___ DATA EXTRACTS ___

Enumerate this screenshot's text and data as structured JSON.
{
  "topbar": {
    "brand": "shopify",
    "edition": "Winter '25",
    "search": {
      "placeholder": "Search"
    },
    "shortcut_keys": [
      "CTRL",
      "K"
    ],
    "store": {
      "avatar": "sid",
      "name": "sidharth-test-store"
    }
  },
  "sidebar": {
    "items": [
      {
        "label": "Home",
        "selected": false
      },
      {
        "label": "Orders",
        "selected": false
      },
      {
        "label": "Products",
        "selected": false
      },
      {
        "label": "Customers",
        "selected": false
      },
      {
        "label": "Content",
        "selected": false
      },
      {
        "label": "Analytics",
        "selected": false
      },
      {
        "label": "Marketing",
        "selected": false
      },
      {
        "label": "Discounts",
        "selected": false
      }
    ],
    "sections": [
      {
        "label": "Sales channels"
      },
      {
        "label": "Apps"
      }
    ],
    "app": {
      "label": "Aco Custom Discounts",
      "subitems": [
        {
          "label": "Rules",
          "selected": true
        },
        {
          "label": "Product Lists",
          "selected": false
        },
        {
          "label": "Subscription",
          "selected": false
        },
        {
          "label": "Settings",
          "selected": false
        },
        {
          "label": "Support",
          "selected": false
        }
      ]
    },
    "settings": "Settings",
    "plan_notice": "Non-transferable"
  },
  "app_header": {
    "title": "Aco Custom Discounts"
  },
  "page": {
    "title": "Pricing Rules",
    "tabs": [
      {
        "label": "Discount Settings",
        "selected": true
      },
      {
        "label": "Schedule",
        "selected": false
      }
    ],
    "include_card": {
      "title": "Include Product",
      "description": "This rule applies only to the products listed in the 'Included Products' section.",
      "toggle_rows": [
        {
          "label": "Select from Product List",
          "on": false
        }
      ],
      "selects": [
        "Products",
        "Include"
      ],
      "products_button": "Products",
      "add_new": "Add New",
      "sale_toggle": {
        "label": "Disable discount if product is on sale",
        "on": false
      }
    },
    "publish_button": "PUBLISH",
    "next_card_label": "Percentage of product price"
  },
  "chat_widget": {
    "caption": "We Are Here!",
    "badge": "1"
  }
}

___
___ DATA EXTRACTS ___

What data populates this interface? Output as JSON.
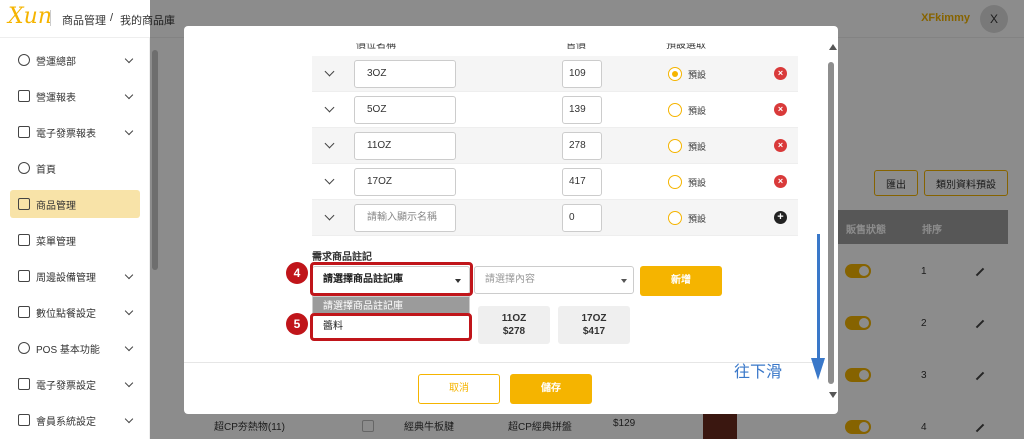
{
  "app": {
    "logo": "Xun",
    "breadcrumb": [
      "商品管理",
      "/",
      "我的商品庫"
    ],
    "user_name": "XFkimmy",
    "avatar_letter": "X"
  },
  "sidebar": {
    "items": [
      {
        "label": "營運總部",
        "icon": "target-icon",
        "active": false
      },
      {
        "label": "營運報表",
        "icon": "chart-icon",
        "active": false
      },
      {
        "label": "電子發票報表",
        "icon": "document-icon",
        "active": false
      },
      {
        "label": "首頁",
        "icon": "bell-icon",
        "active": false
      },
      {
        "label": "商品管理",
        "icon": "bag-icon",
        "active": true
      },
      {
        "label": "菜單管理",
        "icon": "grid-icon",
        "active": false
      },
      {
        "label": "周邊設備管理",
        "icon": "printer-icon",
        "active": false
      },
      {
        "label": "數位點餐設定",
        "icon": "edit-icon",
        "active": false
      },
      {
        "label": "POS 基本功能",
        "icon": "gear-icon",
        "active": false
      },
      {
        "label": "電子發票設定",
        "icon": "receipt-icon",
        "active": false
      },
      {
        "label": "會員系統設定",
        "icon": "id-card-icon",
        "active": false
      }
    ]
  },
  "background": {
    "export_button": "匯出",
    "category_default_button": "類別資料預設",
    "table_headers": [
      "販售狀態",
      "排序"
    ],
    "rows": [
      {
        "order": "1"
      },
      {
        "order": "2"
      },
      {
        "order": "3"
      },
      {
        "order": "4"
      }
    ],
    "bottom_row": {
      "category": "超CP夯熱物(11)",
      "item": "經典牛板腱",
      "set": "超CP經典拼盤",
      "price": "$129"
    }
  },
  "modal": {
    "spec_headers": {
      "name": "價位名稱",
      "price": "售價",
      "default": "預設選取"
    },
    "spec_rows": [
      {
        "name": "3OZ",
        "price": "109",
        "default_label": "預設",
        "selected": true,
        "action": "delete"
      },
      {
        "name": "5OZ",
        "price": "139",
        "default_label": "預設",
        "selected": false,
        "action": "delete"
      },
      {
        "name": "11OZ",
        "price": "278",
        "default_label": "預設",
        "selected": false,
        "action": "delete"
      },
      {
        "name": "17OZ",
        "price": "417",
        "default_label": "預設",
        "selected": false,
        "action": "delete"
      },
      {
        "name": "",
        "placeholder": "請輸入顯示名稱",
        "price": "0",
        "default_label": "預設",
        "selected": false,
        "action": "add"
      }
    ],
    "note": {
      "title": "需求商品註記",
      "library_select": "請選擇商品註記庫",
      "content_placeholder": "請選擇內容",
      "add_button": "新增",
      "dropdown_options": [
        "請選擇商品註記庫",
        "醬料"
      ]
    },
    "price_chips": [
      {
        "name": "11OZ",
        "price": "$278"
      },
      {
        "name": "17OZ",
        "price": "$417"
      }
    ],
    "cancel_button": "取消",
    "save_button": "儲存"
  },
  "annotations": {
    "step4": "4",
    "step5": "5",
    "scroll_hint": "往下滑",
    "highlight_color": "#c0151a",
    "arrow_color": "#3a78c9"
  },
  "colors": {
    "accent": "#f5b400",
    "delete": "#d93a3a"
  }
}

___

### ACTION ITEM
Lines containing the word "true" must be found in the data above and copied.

### ANSWER
          "selected": true
        "selected": true
        "active": true
        "selected": true,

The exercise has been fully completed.